In early 1975, British Leyland debuted the new wedge-shaped Austin/Morris 1800/2200. At the top of the range was a Wolseley version, only available with the 2.2-litre six-cylinder engine, and just called ‘Wolseley’ – no model name. It was short-lived. By September 1975, the Austin and Morris versions had been merged into one, just called Princess, and the Wolseley version was quietly dropped. That was the end of Wolseley.

The name hasn’t quite disappeared, though. The Wolseley Sheep Shearing Machine Co evolved into other areas, and still exists as Wolseley building, plumbing and heating suppliers, though the giant international parent company changed its name from Wolseley PLC to Ferguson PLC in 2017. Their old Aston factory was demolished to make way for housing many years ago. Wolseley’s Ward End Works was last used to build Freight Rover, later LDV vans, until 2009, but was demolished in 2018; the site will supposedly become a servicing and maintenance site for the new HS2 rail link. The Wolseley House showroom remained Barclays’ Piccadilly branch until the end of the millennium, when it became a Chinese restaurant for a while. It is now a restaurant called… Wolseley House.

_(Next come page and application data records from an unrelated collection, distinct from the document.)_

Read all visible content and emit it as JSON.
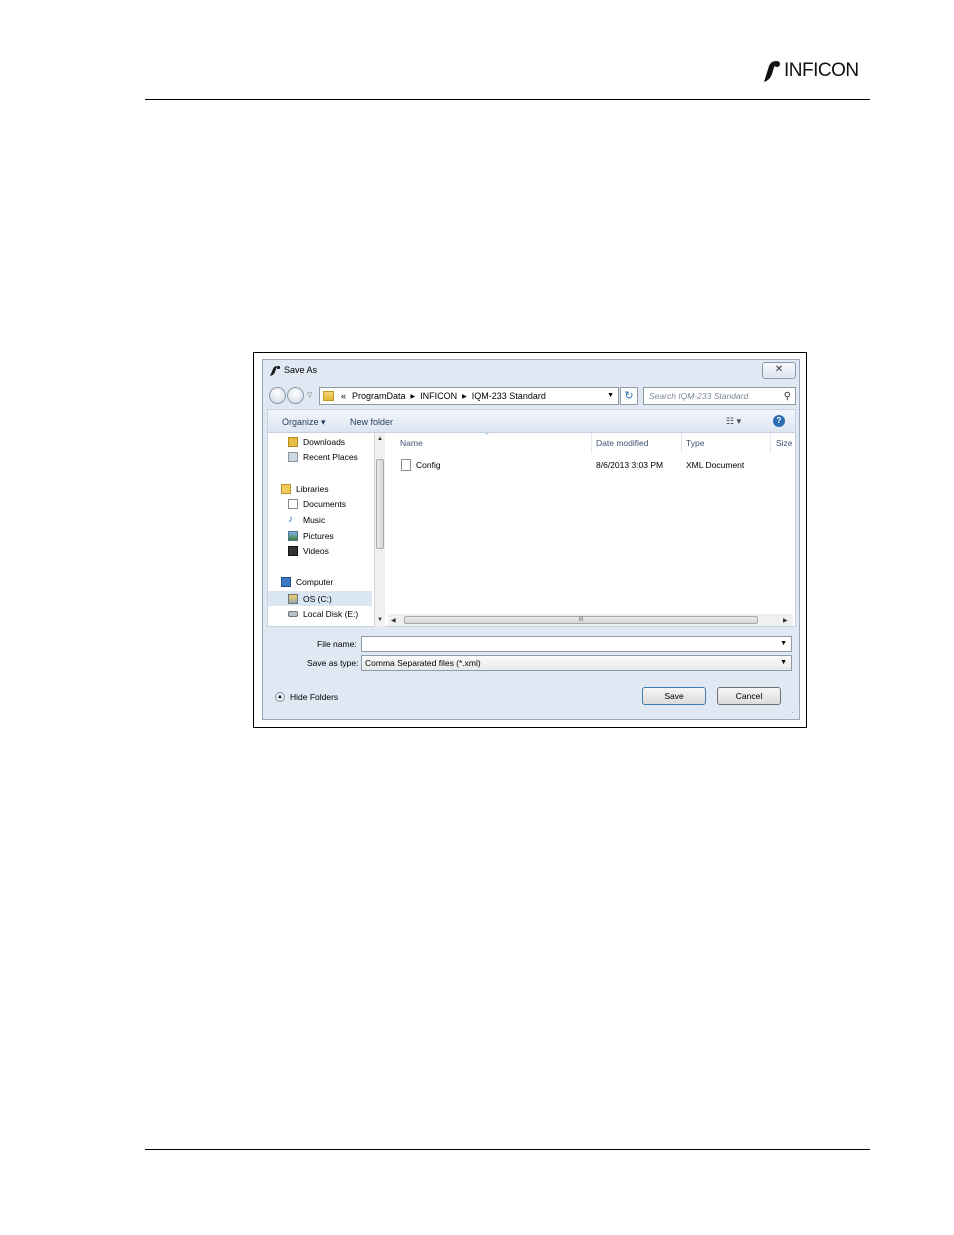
{
  "header": {
    "logo_text": "INFICON"
  },
  "dialog": {
    "title": "Save As",
    "close_label": "✕",
    "address": {
      "overflow": "«",
      "crumbs": [
        "ProgramData",
        "INFICON",
        "IQM-233 Standard"
      ]
    },
    "search_placeholder": "Search IQM-233 Standard",
    "toolbar": {
      "organize": "Organize ▾",
      "new_folder": "New folder"
    },
    "nav": {
      "downloads": "Downloads",
      "recent_places": "Recent Places",
      "libraries": "Libraries",
      "documents": "Documents",
      "music": "Music",
      "pictures": "Pictures",
      "videos": "Videos",
      "computer": "Computer",
      "os_c": "OS (C:)",
      "local_disk_e": "Local Disk (E:)"
    },
    "columns": {
      "name": "Name",
      "date_modified": "Date modified",
      "type": "Type",
      "size": "Size"
    },
    "files": [
      {
        "name": "Config",
        "date_modified": "8/6/2013 3:03 PM",
        "type": "XML Document"
      }
    ],
    "file_name_label": "File name:",
    "file_name_value": "",
    "save_as_type_label": "Save as type:",
    "save_as_type_value": "Comma Separated files (*.xml)",
    "hide_folders": "Hide Folders",
    "save_button": "Save",
    "cancel_button": "Cancel"
  }
}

So the name lives on, in a roundabout way, though it’s unlikely that there’ll ever be another car wearing the lovely Wolseley illuminated grille badge. The name and rights went to the SAIC Motor Corporation Ltd of China during the sell-off of MG Rover earlier this century, but it seems they have no plans to revive the name… possibly because it’s so difficult to pronounce.